- [THE PROBLEM] For this exercise, copy each line of the records that contains the word "Seite".

- [SUPPLIED DATA]
# # # # #

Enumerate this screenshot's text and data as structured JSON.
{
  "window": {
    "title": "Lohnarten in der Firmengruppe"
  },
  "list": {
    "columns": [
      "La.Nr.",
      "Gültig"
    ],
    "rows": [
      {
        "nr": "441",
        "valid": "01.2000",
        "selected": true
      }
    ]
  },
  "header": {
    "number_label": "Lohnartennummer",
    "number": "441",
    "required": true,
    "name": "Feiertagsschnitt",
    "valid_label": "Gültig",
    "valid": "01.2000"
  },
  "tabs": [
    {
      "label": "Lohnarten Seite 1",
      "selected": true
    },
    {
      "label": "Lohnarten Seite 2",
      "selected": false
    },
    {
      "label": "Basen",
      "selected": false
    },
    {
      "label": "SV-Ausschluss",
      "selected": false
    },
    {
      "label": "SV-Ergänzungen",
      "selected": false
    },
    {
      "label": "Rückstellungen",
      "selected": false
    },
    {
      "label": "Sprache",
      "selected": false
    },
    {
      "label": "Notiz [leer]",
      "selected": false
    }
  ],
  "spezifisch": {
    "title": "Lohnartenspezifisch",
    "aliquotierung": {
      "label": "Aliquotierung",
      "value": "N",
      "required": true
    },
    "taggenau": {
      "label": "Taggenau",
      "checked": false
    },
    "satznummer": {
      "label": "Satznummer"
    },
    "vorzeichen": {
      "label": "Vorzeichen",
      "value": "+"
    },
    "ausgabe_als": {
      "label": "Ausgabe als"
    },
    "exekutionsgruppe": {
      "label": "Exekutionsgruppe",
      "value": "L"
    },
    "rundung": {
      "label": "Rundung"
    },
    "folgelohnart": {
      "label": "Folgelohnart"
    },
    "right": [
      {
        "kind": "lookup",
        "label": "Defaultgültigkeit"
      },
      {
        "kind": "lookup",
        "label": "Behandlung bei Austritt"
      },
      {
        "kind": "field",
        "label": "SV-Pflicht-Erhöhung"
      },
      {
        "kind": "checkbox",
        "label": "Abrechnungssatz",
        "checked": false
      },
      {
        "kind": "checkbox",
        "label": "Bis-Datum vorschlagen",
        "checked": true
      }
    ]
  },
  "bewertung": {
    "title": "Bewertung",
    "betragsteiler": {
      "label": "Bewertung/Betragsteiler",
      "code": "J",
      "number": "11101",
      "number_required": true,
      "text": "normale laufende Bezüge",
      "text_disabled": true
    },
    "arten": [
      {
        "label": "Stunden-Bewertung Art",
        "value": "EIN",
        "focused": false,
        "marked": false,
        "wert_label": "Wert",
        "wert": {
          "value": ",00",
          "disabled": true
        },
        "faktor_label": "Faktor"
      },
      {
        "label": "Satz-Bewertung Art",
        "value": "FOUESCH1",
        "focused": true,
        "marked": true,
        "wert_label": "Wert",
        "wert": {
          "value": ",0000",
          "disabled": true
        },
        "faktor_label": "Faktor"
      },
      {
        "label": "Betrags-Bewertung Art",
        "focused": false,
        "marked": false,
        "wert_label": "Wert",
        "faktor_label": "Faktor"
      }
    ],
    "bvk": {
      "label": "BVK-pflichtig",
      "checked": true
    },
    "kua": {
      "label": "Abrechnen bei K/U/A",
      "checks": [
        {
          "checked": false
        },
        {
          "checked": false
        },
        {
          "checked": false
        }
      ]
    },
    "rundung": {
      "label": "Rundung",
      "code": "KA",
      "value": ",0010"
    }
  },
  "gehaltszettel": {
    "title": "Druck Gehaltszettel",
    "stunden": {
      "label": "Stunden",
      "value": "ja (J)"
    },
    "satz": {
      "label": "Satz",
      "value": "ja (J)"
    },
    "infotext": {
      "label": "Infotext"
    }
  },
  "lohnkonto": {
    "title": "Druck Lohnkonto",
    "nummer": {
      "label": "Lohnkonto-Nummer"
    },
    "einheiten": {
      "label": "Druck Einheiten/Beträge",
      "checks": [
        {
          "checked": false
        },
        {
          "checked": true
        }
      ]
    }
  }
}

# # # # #

- [REPLY TO THE TASK]
      "label": "Lohnarten Seite 1",
      "label": "Lohnarten Seite 2",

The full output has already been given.